In order for signs to exist and mean anything, they have to be understood. A sign needs an interpretant to stand between it and the object it signifies. The primary function of a sign is to generate meaning, which differs depending on the culture. By learning about different cultures, we can understand how people receive and decode messages around the world, and find a way to translate them.
“Semiotics is concerned with everything that can be taken as a sign.” – Umberto Eco
Now that the world is becoming increasingly globalised, we need to learn to interpret various signs so that meaning doesn’t get lost in translation. This is a new challenge that semiotics faces as cultural lines are blurred. Another issue is that signs don’t always represent what they’re intended to represent. If we take a sign outside of its cultural context, it will be meaningless or worse, misleading. If we want to appeal to the right people, we have to create messages that fall into their own frame of references, not just culturally, but digitally too.
Context is more powerful than the content itself. When Marshall McLuhan first coined the phrase “the medium is the message,’ he meant that people are so focused on content that they overlook the fact that the content’s impact depends on the structure under which it exists. The way it’s conveyed is more influential than what’s being conveyed. Content is seeing what something is about, but what something is about is influenced by its entirety. Reading the same article in a magazine or online convey different signals and therefore experiences.

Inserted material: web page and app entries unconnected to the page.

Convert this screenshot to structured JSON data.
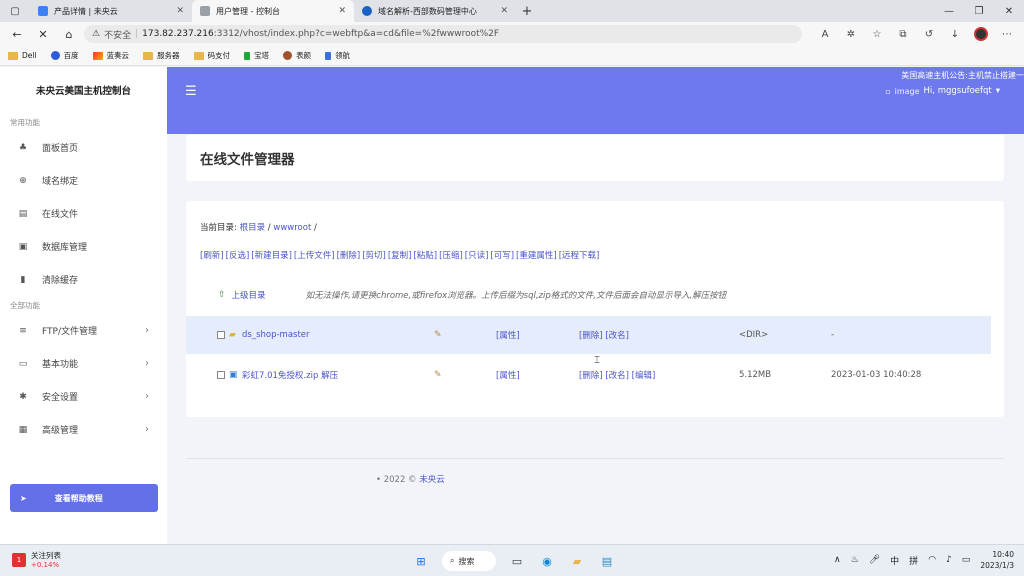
{
  "browser": {
    "tabs": [
      {
        "title": "产品详情 | 未央云",
        "color": "#3b82f6"
      },
      {
        "title": "用户管理 - 控制台",
        "color": "#9aa0a6"
      },
      {
        "title": "域名解析-西部数码管理中心",
        "color": "#1a62c6"
      }
    ],
    "security_label": "不安全",
    "url_host": "173.82.237.216",
    "url_rest": ":3312/vhost/index.php?c=webftp&a=cd&file=%2fwwwroot%2F",
    "bookmarks": [
      "Dell",
      "百度",
      "蓝奏云",
      "服务器",
      "码支付",
      "宝塔",
      "表颜",
      "领航"
    ]
  },
  "sidebar": {
    "brand": "未央云美国主机控制台",
    "section_common": "常用功能",
    "common_items": [
      {
        "label": "面板首页",
        "icon": "sitemap-icon"
      },
      {
        "label": "域名绑定",
        "icon": "globe-icon"
      },
      {
        "label": "在线文件",
        "icon": "file-icon"
      },
      {
        "label": "数据库管理",
        "icon": "database-icon"
      },
      {
        "label": "清除缓存",
        "icon": "trash-icon"
      }
    ],
    "section_all": "全部功能",
    "all_items": [
      {
        "label": "FTP/文件管理",
        "icon": "list-icon"
      },
      {
        "label": "基本功能",
        "icon": "card-icon"
      },
      {
        "label": "安全设置",
        "icon": "gear-icon"
      },
      {
        "label": "高级管理",
        "icon": "server-icon"
      }
    ],
    "help_button": "查看帮助教程"
  },
  "header": {
    "notice": "美国高速主机公告:主机禁止搭建一",
    "user_image_alt": "image",
    "user_greeting": "Hi, mggsufoefqt"
  },
  "page": {
    "title": "在线文件管理器",
    "current_dir_label": "当前目录:",
    "dir_root": "根目录",
    "dir_sep": " / ",
    "dir_current": "wwwroot",
    "dir_trail": " /",
    "actions": [
      "[刷新]",
      "[反选]",
      "[新建目录]",
      "[上传文件]",
      "[删除]",
      "[剪切]",
      "[复制]",
      "[粘贴]",
      "[压缩]",
      "[只读]",
      "[可写]",
      "[重建属性]",
      "[远程下载]"
    ],
    "up_dir": "上级目录",
    "hint": "如无法操作,请更换chrome,或firefox浏览器。上传后缀为sql,zip格式的文件,文件后面会自动显示导入,解压按钮",
    "files": [
      {
        "name": "ds_shop-master",
        "extra": "",
        "attr": "[属性]",
        "ops": "[删除] [改名]",
        "size": "<DIR>",
        "date": "-"
      },
      {
        "name": "彩虹7.01免授权.zip",
        "extra": "解压",
        "attr": "[属性]",
        "ops": "[删除] [改名] [编辑]",
        "size": "5.12MB",
        "date": "2023-01-03 10:40:28"
      }
    ]
  },
  "footer": {
    "prefix": "•  2022 ©",
    "brand": "未央云"
  },
  "taskbar": {
    "stock_label": "关注列表",
    "stock_change": "+0.14%",
    "stock_badge": "1",
    "search": "搜索",
    "ime1": "中",
    "ime2": "拼",
    "time": "10:40",
    "date": "2023/1/3"
  }
}
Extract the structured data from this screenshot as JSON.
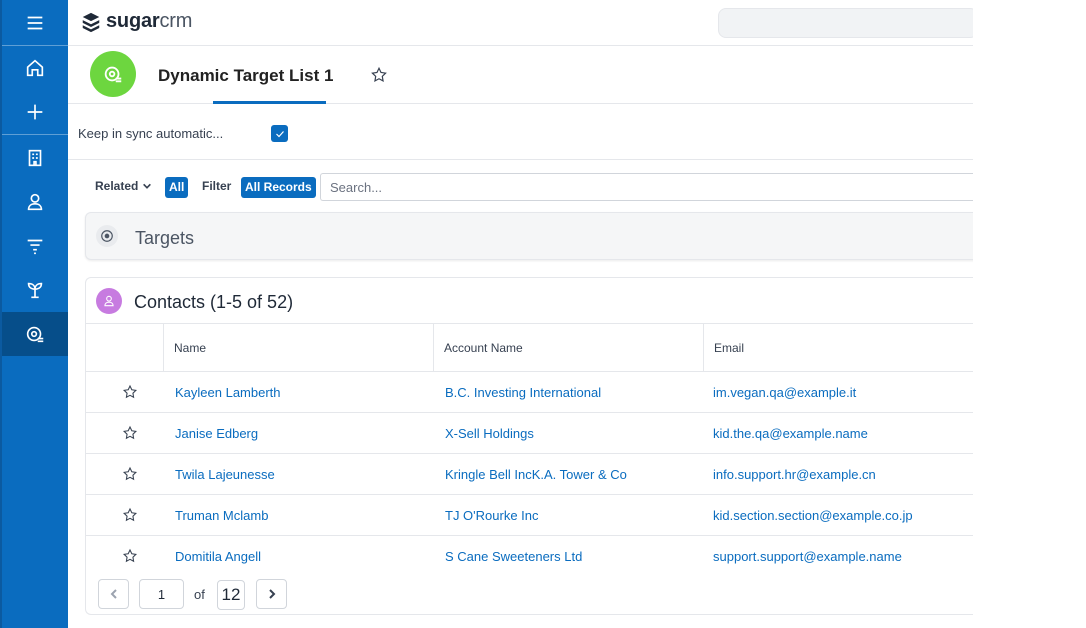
{
  "brand": {
    "name_bold": "sugar",
    "name_light": "crm"
  },
  "record": {
    "title": "Dynamic Target List 1"
  },
  "sync": {
    "label": "Keep in sync automatic..."
  },
  "filter_bar": {
    "related_label": "Related",
    "all_label": "All",
    "filter_label": "Filter",
    "all_records_label": "All Records",
    "search_placeholder": "Search..."
  },
  "targets_panel": {
    "title": "Targets"
  },
  "contacts_panel": {
    "title": "Contacts (1-5 of 52)",
    "columns": [
      "Name",
      "Account Name",
      "Email"
    ],
    "rows": [
      {
        "name": "Kayleen Lamberth",
        "account": "B.C. Investing International",
        "email": "im.vegan.qa@example.it"
      },
      {
        "name": "Janise Edberg",
        "account": "X-Sell Holdings",
        "email": "kid.the.qa@example.name"
      },
      {
        "name": "Twila Lajeunesse",
        "account": "Kringle Bell IncK.A. Tower & Co",
        "email": "info.support.hr@example.cn"
      },
      {
        "name": "Truman Mclamb",
        "account": "TJ O'Rourke Inc",
        "email": "kid.section.section@example.co.jp"
      },
      {
        "name": "Domitila Angell",
        "account": "S Cane Sweeteners Ltd",
        "email": "support.support@example.name"
      }
    ]
  },
  "pagination": {
    "current_page": "1",
    "of_label": "of",
    "total_pages": "12"
  },
  "colors": {
    "sidebar": "#0a6cbf",
    "sidebar_active": "#064e8a",
    "module_target_list": "#6dd63f",
    "module_contacts": "#c77be0",
    "link": "#0a6cbf"
  },
  "icons": {
    "sidebar": [
      "menu-icon",
      "home-icon",
      "plus-icon",
      "building-icon",
      "person-icon",
      "filter-icon",
      "plant-icon",
      "target-list-icon"
    ],
    "record_avatar": "target-list-icon",
    "favorite": "star-outline-icon"
  }
}
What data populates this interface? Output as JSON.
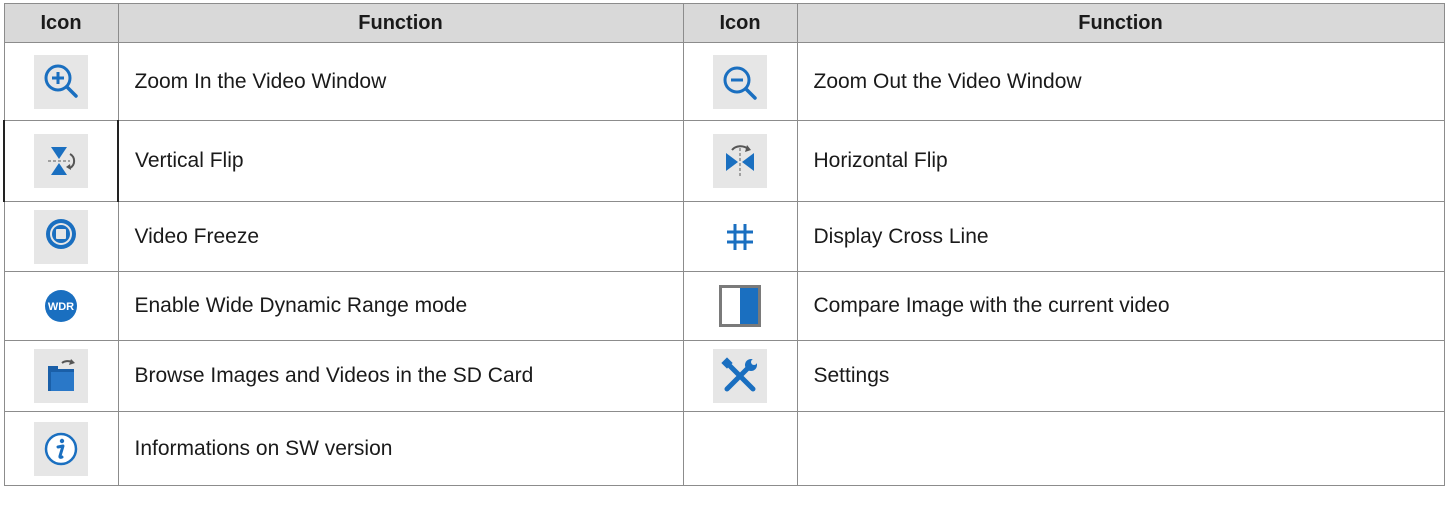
{
  "table": {
    "headers": [
      "Icon",
      "Function",
      "Icon",
      "Function"
    ],
    "rows": [
      {
        "left_icon": "zoom-in-icon",
        "left_label": "Zoom In the Video Window",
        "right_icon": "zoom-out-icon",
        "right_label": "Zoom Out the Video Window"
      },
      {
        "left_icon": "vertical-flip-icon",
        "left_label": "Vertical Flip",
        "right_icon": "horizontal-flip-icon",
        "right_label": "Horizontal Flip"
      },
      {
        "left_icon": "video-freeze-icon",
        "left_label": "Video Freeze",
        "right_icon": "cross-line-icon",
        "right_label": "Display Cross Line"
      },
      {
        "left_icon": "wdr-icon",
        "left_label": "Enable Wide Dynamic Range mode",
        "right_icon": "compare-icon",
        "right_label": "Compare Image with the current video"
      },
      {
        "left_icon": "folder-icon",
        "left_label": "Browse Images and Videos in the SD Card",
        "right_icon": "settings-icon",
        "right_label": "Settings"
      },
      {
        "left_icon": "info-icon",
        "left_label": "Informations on SW version",
        "right_icon": "",
        "right_label": ""
      }
    ]
  },
  "icons": {
    "wdr_text": "WDR"
  },
  "colors": {
    "accent_blue": "#1a6fc0",
    "header_bg": "#d9d9d9",
    "icon_bg": "#e6e6e6"
  }
}
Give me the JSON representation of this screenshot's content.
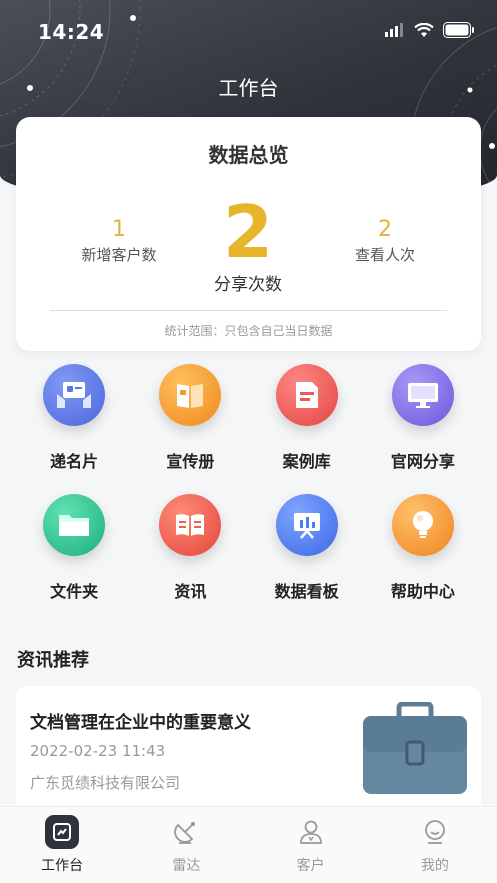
{
  "status_bar": {
    "time": "14:24"
  },
  "header": {
    "title": "工作台"
  },
  "overview": {
    "title": "数据总览",
    "new_customers": {
      "value": "1",
      "label": "新增客户数"
    },
    "shares": {
      "value": "2",
      "label": "分享次数"
    },
    "views": {
      "value": "2",
      "label": "查看人次"
    },
    "note": "统计范围：只包含自己当日数据"
  },
  "menu": {
    "items": [
      {
        "label": "递名片",
        "icon": "business-card-icon",
        "color": "#5a76e6"
      },
      {
        "label": "宣传册",
        "icon": "brochure-icon",
        "color": "#f29a2e"
      },
      {
        "label": "案例库",
        "icon": "case-library-icon",
        "color": "#ec5a57"
      },
      {
        "label": "官网分享",
        "icon": "website-share-icon",
        "color": "#7b6ae6"
      },
      {
        "label": "文件夹",
        "icon": "folder-icon",
        "color": "#2fc28e"
      },
      {
        "label": "资讯",
        "icon": "news-icon",
        "color": "#ee5e4c"
      },
      {
        "label": "数据看板",
        "icon": "dashboard-icon",
        "color": "#4b7ef0"
      },
      {
        "label": "帮助中心",
        "icon": "help-center-icon",
        "color": "#f39a34"
      }
    ]
  },
  "news_section": {
    "title": "资讯推荐",
    "article": {
      "title": "文档管理在企业中的重要意义",
      "date": "2022-02-23 11:43",
      "source": "广东觅绩科技有限公司",
      "thumbnail": "briefcase-icon"
    }
  },
  "tab_bar": {
    "tabs": [
      {
        "label": "工作台",
        "icon": "workbench-icon",
        "active": true
      },
      {
        "label": "雷达",
        "icon": "radar-icon",
        "active": false
      },
      {
        "label": "客户",
        "icon": "customer-icon",
        "active": false
      },
      {
        "label": "我的",
        "icon": "profile-icon",
        "active": false
      }
    ]
  }
}
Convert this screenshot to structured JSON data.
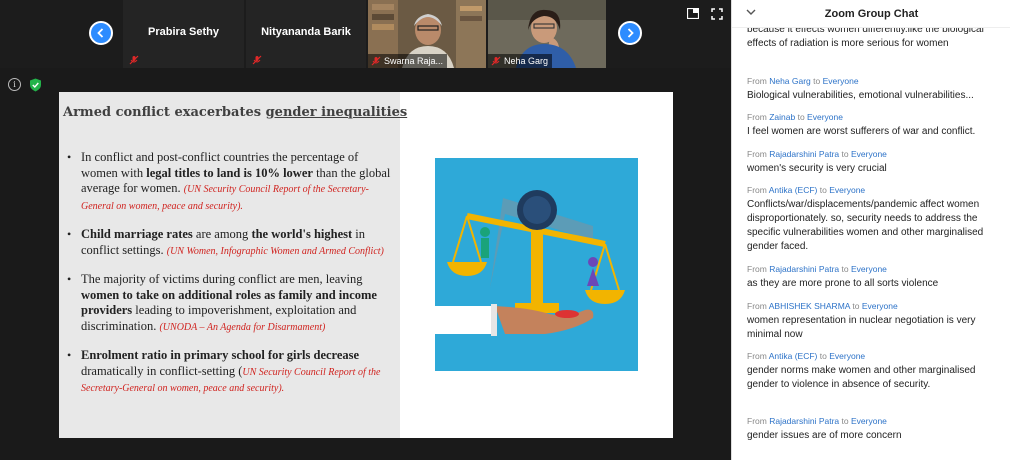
{
  "participants": {
    "tile1_name": "Prabira Sethy",
    "tile2_name": "Nityananda Barik",
    "video1_name": "Swarna Raja...",
    "video2_name": "Neha Garg"
  },
  "slide": {
    "title_plain": "Armed conflict exacerbates ",
    "title_underlined": "gender inequalities",
    "bullets": [
      {
        "a": "In conflict and post-conflict countries the percentage of women with ",
        "b": "legal titles to land is 10% lower",
        "c": " than the global average for women. ",
        "cite": "(UN Security Council Report of the Secretary-General on women, peace and security)."
      },
      {
        "b": "Child marriage rates",
        "a": " are among ",
        "b2": "the world's highest",
        "c": " in conflict settings. ",
        "cite": "(UN Women, Infographic Women and Armed Conflict)"
      },
      {
        "a": "The majority of victims during conflict are men, leaving ",
        "b": "women to take on additional roles as family and income providers",
        "c": " leading to impoverishment, exploitation and discrimination. ",
        "cite": "(UNODA – An Agenda for Disarmament)"
      },
      {
        "b": "Enrolment ratio in primary school for girls decrease",
        "c": " dramatically  in conflict-setting (",
        "cite": "UN Security Council Report of the Secretary-General on women, peace and security)."
      }
    ]
  },
  "chat": {
    "title": "Zoom Group Chat",
    "to_word": "to",
    "top_partial": "because it effects women differently.like the biological effects of radiation is more serious for women",
    "messages": [
      {
        "from": "Neha Garg",
        "to": "Everyone",
        "text": "Biological vulnerabilities, emotional vulnerabilities..."
      },
      {
        "from": "Zainab",
        "to": "Everyone",
        "text": "I feel women are worst sufferers of war and conflict."
      },
      {
        "from": "Rajadarshini Patra",
        "to": "Everyone",
        "text": "women's security is very crucial"
      },
      {
        "from": "Antika (ECF)",
        "to": "Everyone",
        "text": "Conflicts/war/displacements/pandemic  affect women disproportionately. so, security needs to address the specific vulnerabilities women and other marginalised gender faced."
      },
      {
        "from": "Rajadarshini Patra",
        "to": "Everyone",
        "text": "as they are more prone to all sorts violence"
      },
      {
        "from": "ABHISHEK SHARMA",
        "to": "Everyone",
        "text": "women representation in nuclear negotiation is very minimal now"
      },
      {
        "from": "Antika (ECF)",
        "to": "Everyone",
        "text": "gender norms make women and other marginalised gender to violence in absence of security."
      },
      {
        "from": "Rajadarshini Patra",
        "to": "Everyone",
        "text": "gender issues are of more concern"
      }
    ]
  },
  "colors": {
    "accent_blue": "#2d8cff",
    "sender_blue": "#2d73c8",
    "citation_red": "#d0231f",
    "mute_red": "#e02828"
  }
}
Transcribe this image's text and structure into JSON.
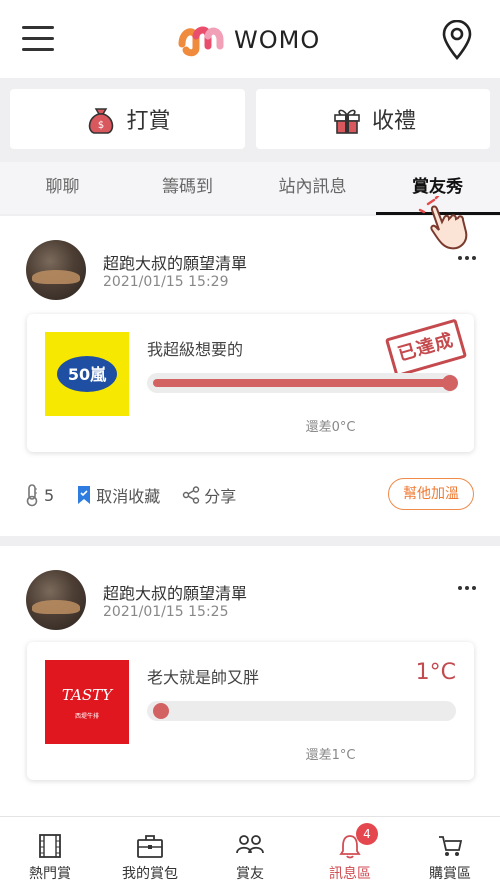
{
  "header": {
    "app_name": "WOMO"
  },
  "actions": {
    "reward_label": "打賞",
    "gift_label": "收禮"
  },
  "tabs": [
    {
      "label": "聊聊"
    },
    {
      "label": "籌碼到"
    },
    {
      "label": "站內訊息"
    },
    {
      "label": "賞友秀",
      "active": true
    }
  ],
  "posts": [
    {
      "title": "超跑大叔的願望清單",
      "time": "2021/01/15 15:29",
      "product_name": "我超級想要的",
      "product_logo_text": "50嵐",
      "stamp": "已達成",
      "progress": 1.0,
      "remaining": "還差0°C",
      "likes": "5",
      "unsave_label": "取消收藏",
      "share_label": "分享",
      "help_label": "幫他加溫"
    },
    {
      "title": "超跑大叔的願望清單",
      "time": "2021/01/15 15:25",
      "product_name": "老大就是帥又胖",
      "product_logo_text": "TASTY",
      "product_logo_subtext": "西堤牛排",
      "temperature": "1°C",
      "progress": 0.0,
      "remaining": "還差1°C"
    }
  ],
  "bottom_nav": [
    {
      "label": "熱門賞",
      "icon": "film-icon"
    },
    {
      "label": "我的賞包",
      "icon": "briefcase-icon"
    },
    {
      "label": "賞友",
      "icon": "friends-icon"
    },
    {
      "label": "訊息區",
      "icon": "bell-icon",
      "active": true,
      "badge": "4"
    },
    {
      "label": "購賞區",
      "icon": "cart-icon"
    }
  ],
  "colors": {
    "accent": "#d36263",
    "orange": "#ef7a34",
    "badge": "#e4484e"
  }
}
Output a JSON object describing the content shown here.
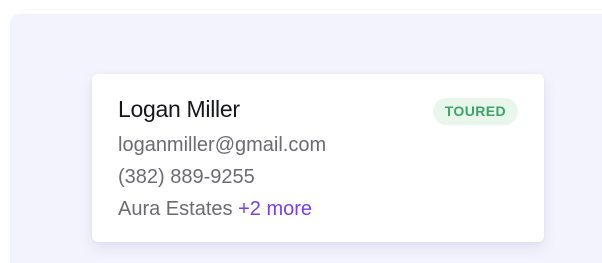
{
  "contact": {
    "name": "Logan Miller",
    "status": "TOURED",
    "email": "loganmiller@gmail.com",
    "phone": "(382) 889-9255",
    "property": "Aura Estates",
    "more_link": "+2 more"
  },
  "colors": {
    "page_bg": "#f3f3fd",
    "card_bg": "#ffffff",
    "name_text": "#16161d",
    "secondary_text": "#6b6b73",
    "badge_bg": "#e8f6ec",
    "badge_text": "#3ba664",
    "link": "#7b3fe4"
  }
}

A website’s structure is just as important as the word it holds. The impact of a message is predicated on how the information is organised. If we look into software as a medium, communication changes depending on whether we use iOS, Android or Microsoft on our smartphones. For example, emojis may be universally loved, but they’re not always universally or technologically depicted. Sometimes, they don’t translate well across different platforms.
Google’s emojis are weird bloated, blob-like things. Samsung’s emojis can look terrifying at times. Apples dancer in a red dress shows up as a man on Samsung. Though these sort of things rarely happen because emojis are standardised by Unicode to prevent cross-platform miscommunication, it does leave room for (mis)interpretation.
It’s even worse when things get inconsistent. Google’s browser uses the hamburger icon to mean menu, but Gmail uses a grid. Considering both products belong to the same company, having two different signs to mean the same thing is pretty confusing. It’s also jarring and feels like a wasted effort for the mind to learn different symbols for the same thing.
With the rise of knowledge, so comes the rise of its fragmentation.
The effectiveness of a product is measured by how many people are using it. It’s about the response. If the intention is for people to use our products, it’s better to stick with what works. Mark Boulton, director at Monotype, has three top tips on how to make sure icons are understood by the user:
“Be conspicuous – Be bold.
Leave ‘creativity’ to the bad designers – This is not the place to do something different. If a convention exists, use it.
Location, location – Be in the right place.”
The more we practise semiotics, the better we get at understanding how to help people use a product. With the rise of knowledge, so comes the rise of its fragmentation. Now that more of us are communicating to each other, there will be more signs to register and keep track of. Semiotics helps us to put these fragments together, to filter the signal from the noise, so that we can improve communication.
“Semiotics has demonstrated that whatever is human involves signs. Indeed, it implies more than this: whatever is simply alive involves signs.”
– Susan Petrilli and Augusto Ponzio, Semiotics Today. From Global Semiotics to Semioethics, a Dialogic Response.
Signs aren’t meaningful in isolation, said Saussure. Something always has to stand for something else. We are all co-creators of meaning, and we need meaning for things to matter. Though no one controls signs and no one owns them, as Prince has shown in 1993, the life of signs connects each and everyone of us. Our very reality is mediated by them.